If students want a report of their scores sent to any other school, they must contact the program secretary. This procedure normally takes one week.
Students should remember that the ELI-administered TOEFL is an institutional one, not an international one, and that the admissions offices of some universities may accept only international TOEFL test scores.
International TOEFL scores are mailed to individual schools by Educational Testing Service, Princeton, N.J.
ELI-administered TOEFL scores are recorded on student certificates. Students may use the certificates as official Institute reports of their scores.
UNDERGRADUATE AND GRADUATE ADMISSIONS FOR INTERNATIONAL STUDENTS
The language of instruction at the University of Tennessee is English, except in cases of advanced foreign language classes.
Applicants whose native language is not English are required to take and pass the Test of English as a Foreign Language (TOEFL).
Passing marks for graduate admissions are 550 (paper), 213 (CBT) or 80 (iBT) with a minimum score of 20 in each sub-section.
Passing marks for undergraduate admissions are 523 (paper), 193 (CBT) or 70 (iBT).
The Institute will certify that a student’s English is sufficient for academic study when he/she has:
1) studied intensive English for at least one full-length term at the University of Tennessee’s English Language Institute, and
2) successfully completed all classes at the 107 or 108 course level, and
3) received faculty endorsement of his/her application for academic study.
Students who meet this requirements and who need a recommendation should consult with the program secretary.
A letter is prepared reflecting the consensus of the faculty concerning the student’s English proficiency. The letter is signed by the Director.

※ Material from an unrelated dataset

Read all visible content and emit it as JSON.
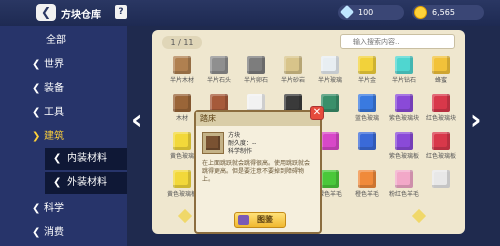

Students should not request recommendations from individual instructors. Students should ask for the letter at least one week before they need it.